With the summer games approaching David Stuttard contrasts the ancient and modern Olympics:
While today’s Games stress inclusivity, their ancient counterparts were rigidly exclusive. To compete in this celebration of not just Greek (and, later, Greco-Roman) identity but of proud god-fearing masculinity, you had to speak Greek, be free from the pollution of murder — and be male. Women couldn’t even be spectators. Only the priestess of Demeter could attend.
The chief reason for these restrictions is that the original Games were not really about sport at all. Rather, they were one part of a major male religious festival in honor of the great god Zeus. Indeed, Olympia, site of the Games, was named for Mount Olympus, where Zeus was considered to have had his throne.
I’m not sure sure that the modern games aren’t religious — depending on your definition.
The first Games, in 776 B.C., were small-scale and local:
Apart from sacrifices and other religious rites, it included only one sporting event, a footrace of 200 yards, a distance which the Greeks called a stade (hence our “stadium”), and which took well under a minute to run.
The stade race, run at the midpoint of the Games, remained the centerpiece — so much so that in the fifth-century B.C., when it became desirable to introduce an internationally recognized dating system, the polymath philosopher Hippias hit on the formula, “in the xth year of the yth Olympiad, when z was victor in the footrace.”

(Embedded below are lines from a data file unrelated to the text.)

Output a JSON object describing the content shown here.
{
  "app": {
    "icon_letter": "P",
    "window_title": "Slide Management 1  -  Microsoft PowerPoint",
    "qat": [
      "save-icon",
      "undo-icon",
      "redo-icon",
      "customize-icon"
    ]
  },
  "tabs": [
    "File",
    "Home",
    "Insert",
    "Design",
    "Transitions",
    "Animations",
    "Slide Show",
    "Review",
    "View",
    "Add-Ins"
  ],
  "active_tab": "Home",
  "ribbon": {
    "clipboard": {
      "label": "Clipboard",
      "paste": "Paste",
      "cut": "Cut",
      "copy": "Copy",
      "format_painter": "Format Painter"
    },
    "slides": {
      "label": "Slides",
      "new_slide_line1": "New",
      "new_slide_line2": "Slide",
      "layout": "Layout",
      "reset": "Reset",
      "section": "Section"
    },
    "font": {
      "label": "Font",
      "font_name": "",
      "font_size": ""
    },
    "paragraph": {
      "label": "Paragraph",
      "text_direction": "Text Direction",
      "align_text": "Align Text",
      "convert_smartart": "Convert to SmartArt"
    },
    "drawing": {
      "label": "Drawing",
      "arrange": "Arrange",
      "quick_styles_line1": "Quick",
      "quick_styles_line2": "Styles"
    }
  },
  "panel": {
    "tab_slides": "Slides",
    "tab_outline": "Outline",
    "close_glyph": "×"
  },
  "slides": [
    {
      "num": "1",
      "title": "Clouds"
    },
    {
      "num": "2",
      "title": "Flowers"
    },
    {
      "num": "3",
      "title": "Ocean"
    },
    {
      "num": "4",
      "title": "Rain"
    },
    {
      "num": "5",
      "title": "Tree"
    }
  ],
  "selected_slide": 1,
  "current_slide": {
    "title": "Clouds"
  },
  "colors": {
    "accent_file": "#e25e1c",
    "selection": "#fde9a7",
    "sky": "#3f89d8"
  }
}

The formula caught on, not only promoting the importance of the Games still further but becoming the means whereby a triumphant runner could win everlasting fame.
The words gymnasium and gymnastics come from a time before lycra:
Like other athletes at the Games, runners competed naked. Again, the origins of this tradition were debated, but the most well-known involved Orisippus, a young man from Megara near Athens. Until 720 B.C., loincloths were de rigueur, but that year Orisippus raced so vigorously that his fell off. When he crossed the line to victory, it was seen as a sign from the gods and henceforth any kind of clothing was banned.
But the athletes probably didn’t look exactly naked. By Roman times, if not before, it was common first to anoint the bodies of competitors in oil, then to sprinkle them with dust or powder. One treatise recommended the dust of terra-cotta for helping to open pores, asphalt dust for heating the chilled and yellow earth for softening the skin, commenting that: “Yellow dust also adds glisten, and is a delight to see on a body which is in good shape.” Athletes may well have looked like moving statues.
It was also a time before sunscreen.
There were no team events in the ancient Olympics, by the way.
I find the tone of this passage almost quaint, like something from the pre-UFC 1980s:
The only contact sport forbidden to boys was the pancration, an almost-no-holds-barred free-for-all, in which only biting and eye-gouging were prohibited. A Roman commentator reflected that the competitor must “endure black eyes…and learn holds by which the fallen can still win, and they must be skillful in the various arts of strangulation.”
One pancratist’s win was particularly unconventional. Arrhachion came from Phigalia, a city in mountainous Arcadia. In 564 B.C. the two-time winner came to Olympia where “his opponent, whoever he was, got a grip first and held Arrhachion with his legs squeezed around his neck at the same time. Meanwhile, Arrhachion dislocated a toe on his opponent’s foot but was strangled and expired. At the same time, however, Arrhachion’s opponent gave up because of the pain in his toe. The judges proclaimed Arrhachion the winner and crowned his corpse.”
The ethos has changed most of all:
When Baron de Coubertin revived — or reimagined — the Olympics in 1896, drawing on the ethos of both the ancient Games and English public schools for inspiration, he averred: “What is important in life is not to triumph, but to take part; what is essential is not to have won, but to have fought well.” This may have been a fine late-Victorian ideal, but it was far from the ancient view. At Olympia there were no prizes for coming second, and, fueled by the Homeric exhortation “always to be best,” the desire to win kudos at almost any cost motivated every competitor.
For the aristocratic elite, it was in that most dangerous and exciting of all events, the chariot race, that the most kudos could be earned. Since its introduction in 680 B.C., leading Greek families from Sicily to Libya to the mainland and beyond coveted this prize above all others, because to win it was a sign of immense wealth and good judgment — and, since they hired charioteers to race for them, they ran no physical risks themselves.
Now I’m wondering why there’s no gilded Trump NASCAR car.